Requirement: Examine the entries and show every line in which the word "JSON" is found.

(Dataset rows for apps and sites)
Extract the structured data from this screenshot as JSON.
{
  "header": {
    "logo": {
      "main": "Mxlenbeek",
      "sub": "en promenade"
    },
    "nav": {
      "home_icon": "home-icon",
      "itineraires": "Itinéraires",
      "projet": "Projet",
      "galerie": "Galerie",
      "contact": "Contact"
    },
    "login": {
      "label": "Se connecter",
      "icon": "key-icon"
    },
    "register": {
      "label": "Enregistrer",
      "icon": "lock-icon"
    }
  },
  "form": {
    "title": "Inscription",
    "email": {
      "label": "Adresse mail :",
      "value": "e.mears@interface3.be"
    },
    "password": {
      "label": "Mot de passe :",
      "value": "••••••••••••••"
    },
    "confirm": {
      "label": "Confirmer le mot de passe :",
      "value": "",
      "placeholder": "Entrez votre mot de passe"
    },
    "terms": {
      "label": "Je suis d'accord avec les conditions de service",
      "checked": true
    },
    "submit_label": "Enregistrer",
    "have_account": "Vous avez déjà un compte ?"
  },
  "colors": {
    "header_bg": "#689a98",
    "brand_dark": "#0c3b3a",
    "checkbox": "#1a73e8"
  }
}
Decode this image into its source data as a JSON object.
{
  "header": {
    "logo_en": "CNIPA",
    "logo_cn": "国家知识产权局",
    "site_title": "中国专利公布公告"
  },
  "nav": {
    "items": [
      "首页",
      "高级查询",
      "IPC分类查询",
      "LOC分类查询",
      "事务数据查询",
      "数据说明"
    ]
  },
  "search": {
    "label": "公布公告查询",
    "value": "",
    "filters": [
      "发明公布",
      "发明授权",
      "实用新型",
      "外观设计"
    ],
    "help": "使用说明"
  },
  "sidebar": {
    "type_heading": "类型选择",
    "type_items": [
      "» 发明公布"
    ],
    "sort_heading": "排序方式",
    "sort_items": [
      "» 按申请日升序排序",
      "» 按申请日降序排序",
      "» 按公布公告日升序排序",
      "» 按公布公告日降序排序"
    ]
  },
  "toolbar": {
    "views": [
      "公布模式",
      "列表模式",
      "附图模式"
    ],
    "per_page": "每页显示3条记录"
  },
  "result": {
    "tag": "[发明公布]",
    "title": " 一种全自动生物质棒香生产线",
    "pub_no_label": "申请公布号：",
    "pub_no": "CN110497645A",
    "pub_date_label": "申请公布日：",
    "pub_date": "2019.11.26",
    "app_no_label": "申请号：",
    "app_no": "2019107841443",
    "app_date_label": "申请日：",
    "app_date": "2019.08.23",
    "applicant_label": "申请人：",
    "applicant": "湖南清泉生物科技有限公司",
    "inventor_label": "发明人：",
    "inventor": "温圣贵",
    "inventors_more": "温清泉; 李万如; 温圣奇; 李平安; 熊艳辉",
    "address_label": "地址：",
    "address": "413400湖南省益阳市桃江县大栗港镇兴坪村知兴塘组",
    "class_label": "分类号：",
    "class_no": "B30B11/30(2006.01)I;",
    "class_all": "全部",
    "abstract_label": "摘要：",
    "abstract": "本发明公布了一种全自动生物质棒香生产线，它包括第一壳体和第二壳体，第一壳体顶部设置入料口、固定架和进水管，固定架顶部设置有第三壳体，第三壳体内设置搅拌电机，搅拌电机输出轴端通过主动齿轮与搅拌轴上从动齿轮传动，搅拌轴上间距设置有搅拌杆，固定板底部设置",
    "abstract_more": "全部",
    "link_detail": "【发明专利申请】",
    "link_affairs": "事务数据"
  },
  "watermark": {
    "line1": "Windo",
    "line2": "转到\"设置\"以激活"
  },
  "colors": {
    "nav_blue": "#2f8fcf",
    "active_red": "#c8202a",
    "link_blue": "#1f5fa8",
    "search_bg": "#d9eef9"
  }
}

Reply to the task:
Extract the structured data from this screenshot as JSON.
Decode this image into its source data as a JSON object.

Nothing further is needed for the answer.